The Ebola virus disease is a viral hemorrhagic fever that was first discovered in Africa in the 1970s.
The current outbreak in West Africa, with Liberia, Guinea and Sierra Leone worst hit, is the largest in history. It has sickened more than 5,300 people and killed more than 2,600.
With a death rate of up to 90 percent, Ebola is described as "one of the world's deadliest diseases" by Doctors Without Borders (MSF).
Many of those infected with the virus quickly get flu-like symptoms such as fever, intense weakness, muscle pain, headache and sore throat. This is followed by vomiting, diarrhoea, rash, impaired kidney and liver function, and in some cases, both internal and external bleeding.
MSF says that the symptoms are non-specific, making the disease difficult to diagnose. The symptoms can appear from two to 21 days after exposure.
There is no vaccine or cure available for the disease. The most serious cases require intensive care and a drip to combat dehydration.

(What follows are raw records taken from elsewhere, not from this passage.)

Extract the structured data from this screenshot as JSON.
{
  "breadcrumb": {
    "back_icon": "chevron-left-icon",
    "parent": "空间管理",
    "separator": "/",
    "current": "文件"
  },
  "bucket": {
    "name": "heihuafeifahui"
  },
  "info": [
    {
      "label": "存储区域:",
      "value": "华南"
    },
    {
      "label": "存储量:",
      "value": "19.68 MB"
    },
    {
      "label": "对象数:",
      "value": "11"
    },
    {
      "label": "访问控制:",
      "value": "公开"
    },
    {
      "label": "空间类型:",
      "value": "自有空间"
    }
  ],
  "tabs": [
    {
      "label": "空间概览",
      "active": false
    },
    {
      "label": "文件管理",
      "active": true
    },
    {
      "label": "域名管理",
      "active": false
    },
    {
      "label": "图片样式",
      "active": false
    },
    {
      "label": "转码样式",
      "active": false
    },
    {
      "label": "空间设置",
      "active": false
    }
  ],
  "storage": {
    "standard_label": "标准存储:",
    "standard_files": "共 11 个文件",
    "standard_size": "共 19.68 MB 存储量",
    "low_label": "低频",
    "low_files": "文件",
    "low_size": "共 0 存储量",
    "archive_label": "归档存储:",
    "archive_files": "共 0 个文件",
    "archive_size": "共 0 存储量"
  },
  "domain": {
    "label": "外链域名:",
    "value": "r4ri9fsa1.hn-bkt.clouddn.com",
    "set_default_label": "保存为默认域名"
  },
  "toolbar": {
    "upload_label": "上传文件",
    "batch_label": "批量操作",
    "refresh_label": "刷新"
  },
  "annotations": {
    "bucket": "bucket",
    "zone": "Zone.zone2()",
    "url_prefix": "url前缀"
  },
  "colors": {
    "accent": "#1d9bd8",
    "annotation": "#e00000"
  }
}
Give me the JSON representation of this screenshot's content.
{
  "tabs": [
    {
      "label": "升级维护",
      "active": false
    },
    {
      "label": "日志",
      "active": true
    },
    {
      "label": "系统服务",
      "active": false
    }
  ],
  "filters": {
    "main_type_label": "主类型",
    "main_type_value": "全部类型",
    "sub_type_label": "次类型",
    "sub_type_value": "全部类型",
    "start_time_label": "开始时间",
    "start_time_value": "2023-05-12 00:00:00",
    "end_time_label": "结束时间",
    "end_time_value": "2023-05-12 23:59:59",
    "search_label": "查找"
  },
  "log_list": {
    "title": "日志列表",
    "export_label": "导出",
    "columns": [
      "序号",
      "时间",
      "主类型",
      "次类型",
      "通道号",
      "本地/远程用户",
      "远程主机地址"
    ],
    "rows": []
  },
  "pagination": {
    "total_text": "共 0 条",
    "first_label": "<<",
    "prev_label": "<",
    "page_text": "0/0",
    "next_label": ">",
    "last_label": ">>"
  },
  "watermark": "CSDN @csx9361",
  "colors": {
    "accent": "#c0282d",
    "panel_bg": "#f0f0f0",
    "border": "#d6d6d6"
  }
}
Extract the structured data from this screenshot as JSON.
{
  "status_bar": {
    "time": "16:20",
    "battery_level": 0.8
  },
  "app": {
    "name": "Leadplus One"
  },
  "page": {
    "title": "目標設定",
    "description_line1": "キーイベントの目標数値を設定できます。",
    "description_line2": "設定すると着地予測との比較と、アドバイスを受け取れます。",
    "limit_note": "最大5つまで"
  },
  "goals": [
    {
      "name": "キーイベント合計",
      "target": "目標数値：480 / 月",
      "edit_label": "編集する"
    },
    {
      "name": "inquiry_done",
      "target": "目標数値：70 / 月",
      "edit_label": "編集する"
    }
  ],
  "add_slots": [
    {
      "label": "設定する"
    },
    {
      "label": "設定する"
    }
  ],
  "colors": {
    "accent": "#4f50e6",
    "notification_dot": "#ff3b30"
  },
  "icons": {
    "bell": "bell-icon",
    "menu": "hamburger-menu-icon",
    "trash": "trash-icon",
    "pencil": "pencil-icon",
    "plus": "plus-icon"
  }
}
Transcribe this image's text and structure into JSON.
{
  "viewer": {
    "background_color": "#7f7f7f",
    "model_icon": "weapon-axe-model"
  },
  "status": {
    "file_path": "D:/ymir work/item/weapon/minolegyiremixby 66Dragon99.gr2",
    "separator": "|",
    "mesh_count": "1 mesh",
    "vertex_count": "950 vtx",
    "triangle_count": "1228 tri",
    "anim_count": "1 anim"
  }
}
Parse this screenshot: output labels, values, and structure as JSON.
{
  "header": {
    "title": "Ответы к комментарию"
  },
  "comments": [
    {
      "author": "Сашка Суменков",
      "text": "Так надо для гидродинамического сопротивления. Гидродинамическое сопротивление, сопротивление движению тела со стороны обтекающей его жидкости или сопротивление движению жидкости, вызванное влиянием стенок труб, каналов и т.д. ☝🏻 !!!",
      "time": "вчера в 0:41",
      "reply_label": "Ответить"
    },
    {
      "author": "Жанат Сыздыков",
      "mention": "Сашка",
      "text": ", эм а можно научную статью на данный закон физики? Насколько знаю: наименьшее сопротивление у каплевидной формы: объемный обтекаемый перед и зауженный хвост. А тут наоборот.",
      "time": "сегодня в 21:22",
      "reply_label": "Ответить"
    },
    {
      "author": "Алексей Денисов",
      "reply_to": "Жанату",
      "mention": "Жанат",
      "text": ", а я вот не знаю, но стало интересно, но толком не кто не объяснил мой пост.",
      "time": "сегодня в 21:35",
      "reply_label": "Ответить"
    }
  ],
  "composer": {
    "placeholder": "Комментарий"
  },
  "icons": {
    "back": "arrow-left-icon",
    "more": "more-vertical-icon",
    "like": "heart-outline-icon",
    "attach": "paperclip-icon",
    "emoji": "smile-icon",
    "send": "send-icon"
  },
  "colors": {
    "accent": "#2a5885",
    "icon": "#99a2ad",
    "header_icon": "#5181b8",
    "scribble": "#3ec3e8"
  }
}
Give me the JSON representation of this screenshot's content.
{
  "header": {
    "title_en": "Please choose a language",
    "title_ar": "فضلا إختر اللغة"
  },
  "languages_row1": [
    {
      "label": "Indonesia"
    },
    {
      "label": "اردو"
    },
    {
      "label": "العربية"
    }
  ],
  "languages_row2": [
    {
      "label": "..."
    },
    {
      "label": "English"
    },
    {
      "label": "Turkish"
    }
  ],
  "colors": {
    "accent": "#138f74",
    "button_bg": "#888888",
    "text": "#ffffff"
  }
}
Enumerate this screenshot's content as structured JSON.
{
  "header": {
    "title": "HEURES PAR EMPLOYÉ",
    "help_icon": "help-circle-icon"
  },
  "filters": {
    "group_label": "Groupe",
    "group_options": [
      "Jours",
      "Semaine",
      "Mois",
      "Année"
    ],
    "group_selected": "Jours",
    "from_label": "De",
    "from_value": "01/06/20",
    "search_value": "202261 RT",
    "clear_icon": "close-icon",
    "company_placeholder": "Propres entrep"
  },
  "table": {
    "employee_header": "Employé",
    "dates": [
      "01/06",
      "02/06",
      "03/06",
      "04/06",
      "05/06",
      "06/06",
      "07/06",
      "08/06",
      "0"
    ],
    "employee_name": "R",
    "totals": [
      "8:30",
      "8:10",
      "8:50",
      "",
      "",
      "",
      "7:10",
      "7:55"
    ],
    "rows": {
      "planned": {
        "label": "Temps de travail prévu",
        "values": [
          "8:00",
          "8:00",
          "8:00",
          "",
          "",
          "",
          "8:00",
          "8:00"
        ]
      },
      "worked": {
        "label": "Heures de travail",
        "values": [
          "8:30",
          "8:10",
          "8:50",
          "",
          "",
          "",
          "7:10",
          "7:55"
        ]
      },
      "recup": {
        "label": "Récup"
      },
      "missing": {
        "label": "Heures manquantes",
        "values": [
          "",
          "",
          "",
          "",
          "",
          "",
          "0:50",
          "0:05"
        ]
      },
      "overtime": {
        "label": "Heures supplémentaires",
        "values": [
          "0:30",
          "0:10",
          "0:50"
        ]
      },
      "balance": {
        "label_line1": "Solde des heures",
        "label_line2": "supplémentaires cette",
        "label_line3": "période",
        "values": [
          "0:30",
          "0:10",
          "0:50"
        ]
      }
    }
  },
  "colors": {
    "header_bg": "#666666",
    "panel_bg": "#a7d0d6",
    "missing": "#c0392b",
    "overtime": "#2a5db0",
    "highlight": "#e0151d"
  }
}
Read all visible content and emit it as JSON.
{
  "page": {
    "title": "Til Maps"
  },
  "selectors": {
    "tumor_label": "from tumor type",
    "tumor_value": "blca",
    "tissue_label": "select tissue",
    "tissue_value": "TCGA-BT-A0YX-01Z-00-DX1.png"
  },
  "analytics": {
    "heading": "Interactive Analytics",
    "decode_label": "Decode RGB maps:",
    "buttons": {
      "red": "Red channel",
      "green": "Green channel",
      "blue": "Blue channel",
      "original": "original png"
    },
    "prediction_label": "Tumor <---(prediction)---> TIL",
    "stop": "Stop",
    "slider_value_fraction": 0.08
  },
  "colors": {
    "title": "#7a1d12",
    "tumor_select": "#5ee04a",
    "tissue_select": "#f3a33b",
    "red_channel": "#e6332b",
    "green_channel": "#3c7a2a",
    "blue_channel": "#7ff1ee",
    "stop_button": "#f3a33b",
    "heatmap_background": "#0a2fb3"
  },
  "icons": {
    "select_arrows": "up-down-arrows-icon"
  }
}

Ebola can be caught from both humans and animals. It spreads by direct contact with blood, body fluids or tissues of the infected.
Funeral rituals in which relatives and friends touch the body of the dead play an important role in transmission, as does handling dead or living animals carrying the virus.
In Africa, particular species of fruit bats are considered possible natural hosts for Ebola virus. Infected bats are thought to transmit the disease to humans, or indirectly through other animals which are hunted for their meat.
Ebola first appeared in 1976 in two simultaneous outbreaks, in Sudan and in the Democratic Republic of Congo. The DRC outbreak was near the Ebola River, from which the disease takes its name.
The outbreak that began in Guinea in early 2014 is the first among humans in West Africa. The virus strain detected is Zaire, the most virulent.